When Sunnie Burger was born in 1922, President Warren G. Harding had just introduced the first radio to the White House, the Supreme Court heard a case about smallpox and mandatory vaccinations, and Robin Hood — starring Douglas Fairbanks — was on the big screen.
Now, celebrating her 100th birthday on Sept. 1 (her actual birthday was a day later), the White House routinely uses Twitter, modern medicine has eradicated the deadly disease, and Robin Hood has been remade more than 70 times.
Sunnie grew up in Brooklyn, NY, though her family moved to Los Angeles when she was 18.

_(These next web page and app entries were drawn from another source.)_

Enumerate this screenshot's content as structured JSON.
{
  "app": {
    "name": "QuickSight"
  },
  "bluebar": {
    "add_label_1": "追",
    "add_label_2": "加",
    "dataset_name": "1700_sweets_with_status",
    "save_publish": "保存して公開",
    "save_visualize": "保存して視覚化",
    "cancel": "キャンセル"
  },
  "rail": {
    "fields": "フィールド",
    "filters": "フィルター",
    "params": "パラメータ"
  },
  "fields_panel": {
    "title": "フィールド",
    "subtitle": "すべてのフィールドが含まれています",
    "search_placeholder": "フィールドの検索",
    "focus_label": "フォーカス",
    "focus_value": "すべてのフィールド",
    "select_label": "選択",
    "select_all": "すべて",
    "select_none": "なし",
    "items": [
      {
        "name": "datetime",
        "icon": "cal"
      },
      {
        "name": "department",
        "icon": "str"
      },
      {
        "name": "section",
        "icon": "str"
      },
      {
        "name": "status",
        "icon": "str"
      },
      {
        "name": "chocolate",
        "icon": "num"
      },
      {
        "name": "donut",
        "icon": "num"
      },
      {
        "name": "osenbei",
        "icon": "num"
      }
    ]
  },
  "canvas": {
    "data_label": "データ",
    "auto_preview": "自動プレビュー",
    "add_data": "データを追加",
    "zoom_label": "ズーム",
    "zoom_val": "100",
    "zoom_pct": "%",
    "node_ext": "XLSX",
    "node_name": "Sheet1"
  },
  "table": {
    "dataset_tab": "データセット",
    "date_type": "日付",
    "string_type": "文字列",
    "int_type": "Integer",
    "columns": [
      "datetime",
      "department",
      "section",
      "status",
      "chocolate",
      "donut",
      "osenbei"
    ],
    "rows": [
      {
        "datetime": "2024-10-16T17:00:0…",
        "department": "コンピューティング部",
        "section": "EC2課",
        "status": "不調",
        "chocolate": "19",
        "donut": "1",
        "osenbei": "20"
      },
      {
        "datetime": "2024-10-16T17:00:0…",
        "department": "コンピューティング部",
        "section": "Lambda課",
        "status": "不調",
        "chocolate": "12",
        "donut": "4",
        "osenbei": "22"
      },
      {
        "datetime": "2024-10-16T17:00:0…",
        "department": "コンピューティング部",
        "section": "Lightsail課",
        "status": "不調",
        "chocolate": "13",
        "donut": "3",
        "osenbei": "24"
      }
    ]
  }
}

When WWII finally came to the U.S., she joined up with Woman’s Air Corps as an aerial photographer and served for three years. What Sunnie photographed was “top secret,” she said in a recent interview, before moving on to happier memories of rollerskating.
Much of her adult life was then spent with her husband, Bob Mann, in Leaburg, OR, with their two children; she only recently became an Enumclaw resident about four years ago, having moved into the Cascade Place Assisted Living east of town.

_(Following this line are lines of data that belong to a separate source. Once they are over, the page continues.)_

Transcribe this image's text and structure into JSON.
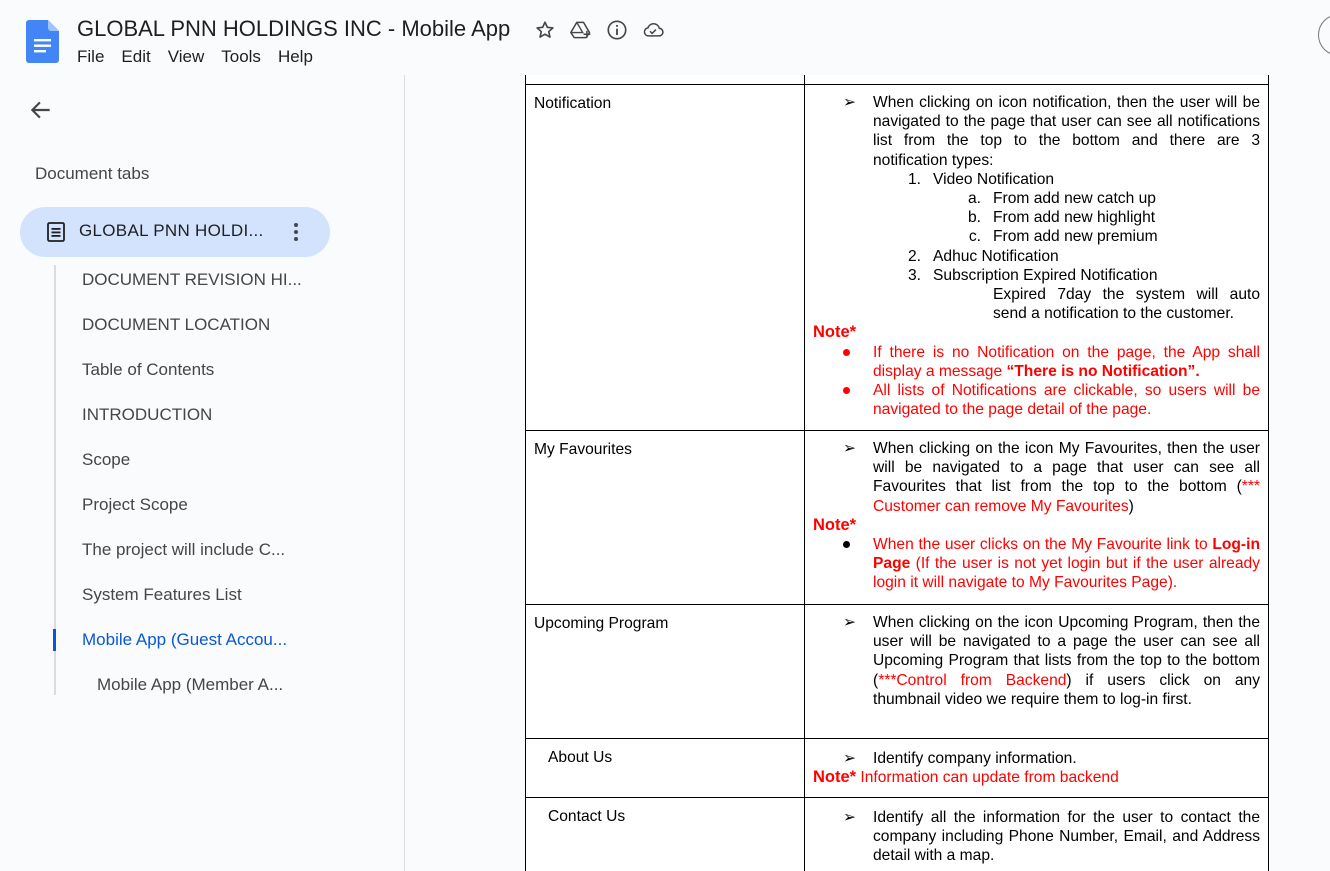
{
  "app": {
    "title": "GLOBAL PNN HOLDINGS INC - Mobile App",
    "menu": [
      "File",
      "Edit",
      "View",
      "Tools",
      "Help"
    ],
    "icons": [
      "star-icon",
      "move-to-drive-icon",
      "info-icon",
      "cloud-saved-icon"
    ],
    "accent": "#0b57d0",
    "tab_highlight": "#d3e3fd"
  },
  "sidebar": {
    "heading": "Document tabs",
    "active_tab": "GLOBAL PNN HOLDI...",
    "outline": [
      {
        "label": "DOCUMENT REVISION HI...",
        "level": 1,
        "active": false
      },
      {
        "label": "DOCUMENT LOCATION",
        "level": 1,
        "active": false
      },
      {
        "label": "Table of Contents",
        "level": 1,
        "active": false
      },
      {
        "label": "INTRODUCTION",
        "level": 1,
        "active": false
      },
      {
        "label": "Scope",
        "level": 1,
        "active": false
      },
      {
        "label": "Project Scope",
        "level": 1,
        "active": false
      },
      {
        "label": "The project will include C...",
        "level": 1,
        "active": false
      },
      {
        "label": "System Features List",
        "level": 1,
        "active": false
      },
      {
        "label": "Mobile App (Guest Accou...",
        "level": 1,
        "active": true
      },
      {
        "label": "Mobile App (Member A...",
        "level": 2,
        "active": false
      }
    ]
  },
  "doc": {
    "arrow": "➢",
    "note": "Note*",
    "rows": {
      "notification": {
        "feature": "Notification",
        "desc": "When clicking on icon notification, then the user will be navigated to the page that user can see all notifications list from the top to the bottom and there are 3 notification types:",
        "types": [
          {
            "n": "1.",
            "label": "Video Notification"
          },
          {
            "n": "2.",
            "label": "Adhuc Notification"
          },
          {
            "n": "3.",
            "label": "Subscription Expired Notification"
          }
        ],
        "video_subs": [
          {
            "n": "a.",
            "label": "From add new catch up"
          },
          {
            "n": "b.",
            "label": "From add new highlight"
          },
          {
            "n": "c.",
            "label": "From add new premium"
          }
        ],
        "expired_text": "Expired 7day the system will auto send a notification to the customer.",
        "note_b1_pre": "If there is no Notification on the page, the App shall display a message ",
        "note_b1_bold": "“There is no Notification”.",
        "note_b2": "All lists of Notifications are clickable, so users will be navigated to the page detail of the page."
      },
      "favourites": {
        "feature": "My Favourites",
        "desc_pre": "When clicking on the icon My Favourites, then the user will be navigated to a page that user can see all Favourites that list from the top to the bottom (",
        "desc_red": "*** Customer can remove My Favourites",
        "desc_post": ")",
        "note_pre": "When the user clicks on the My Favourite link to ",
        "note_bold": "Log-in Page",
        "note_post": " (If the user is not yet login but if the user already login it will navigate to My Favourites Page)."
      },
      "upcoming": {
        "feature": "Upcoming Program",
        "desc_pre": "When clicking on the icon Upcoming Program, then the user will be navigated to a page the user can see all Upcoming Program that lists from the top to the bottom (",
        "desc_red": "***Control from Backend",
        "desc_post": ") if users click on any thumbnail video we require them to log-in first."
      },
      "about": {
        "feature": "About Us",
        "desc": "Identify company information.",
        "note_text": " Information can update from backend"
      },
      "contact": {
        "feature": "Contact Us",
        "desc": "Identify all the information for the user to contact the company including Phone Number, Email, and Address detail with a map."
      }
    }
  }
}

Sunnie said it’s lovely to be a century old “from the neck up”, though down south, she admitted, isn’t as much of a party.
Her secret to living this long, she added, is “whisky, wine, and beer,” while sipping a cup of red.

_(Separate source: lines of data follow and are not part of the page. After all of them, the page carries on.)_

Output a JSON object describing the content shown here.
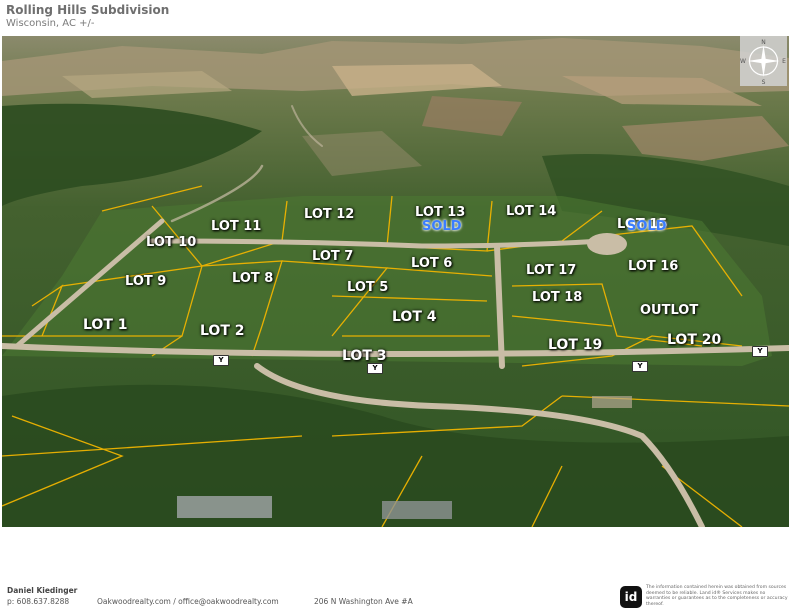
{
  "header": {
    "title": "Rolling Hills Subdivision",
    "subtitle": "Wisconsin,  AC +/-"
  },
  "map": {
    "lots": [
      {
        "id": "lot-10",
        "label": "LOT 10"
      },
      {
        "id": "lot-11",
        "label": "LOT 11"
      },
      {
        "id": "lot-12",
        "label": "LOT 12"
      },
      {
        "id": "lot-13",
        "label": "LOT 13"
      },
      {
        "id": "lot-14",
        "label": "LOT 14"
      },
      {
        "id": "lot-15",
        "label": "LOT 15"
      },
      {
        "id": "lot-7",
        "label": "LOT 7"
      },
      {
        "id": "lot-6",
        "label": "LOT 6"
      },
      {
        "id": "lot-16",
        "label": "LOT 16"
      },
      {
        "id": "lot-17",
        "label": "LOT 17"
      },
      {
        "id": "lot-9",
        "label": "LOT 9"
      },
      {
        "id": "lot-8",
        "label": "LOT 8"
      },
      {
        "id": "lot-5",
        "label": "LOT 5"
      },
      {
        "id": "lot-18",
        "label": "LOT 18"
      },
      {
        "id": "outlot",
        "label": "OUTLOT"
      },
      {
        "id": "lot-4",
        "label": "LOT 4"
      },
      {
        "id": "lot-1",
        "label": "LOT 1"
      },
      {
        "id": "lot-2",
        "label": "LOT 2"
      },
      {
        "id": "lot-20",
        "label": "LOT 20"
      },
      {
        "id": "lot-19",
        "label": "LOT 19"
      },
      {
        "id": "lot-3",
        "label": "LOT 3"
      }
    ],
    "sold_label": "SOLD",
    "road_sign": "Y",
    "compass": [
      "N",
      "E",
      "S",
      "W"
    ],
    "colors": {
      "lot_line": "#f0b400",
      "sold": "#3a7dff",
      "road": "#c9bda6"
    }
  },
  "footer": {
    "agent_name": "Daniel Kiedinger",
    "agent_phone": "p: 608.637.8288",
    "website": "Oakwoodrealty.com  /  office@oakwoodrealty.com",
    "address": "206 N Washington Ave #A",
    "logo_text": "id",
    "disclaimer": "The information contained herein was obtained from sources deemed to be reliable. Land id® Services makes no warranties or guarantees as to the completeness or accuracy thereof."
  }
}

Sunnie’s son Ken also commended her positive (sunny?) attitude toward life, despite its ups and downs.
“The glass is not just half-full, it’s refillable,” he said. “Clichéd, but it’s true.”
Sunnie spent her birthday among her Cascade Place family and various relatives, which included numerous grandchildren. great-grandchildren, and even a great-great grandchild.
The party may be over, but Sunnie is still going strong.
“I can hardly wait for keeping on,” she said.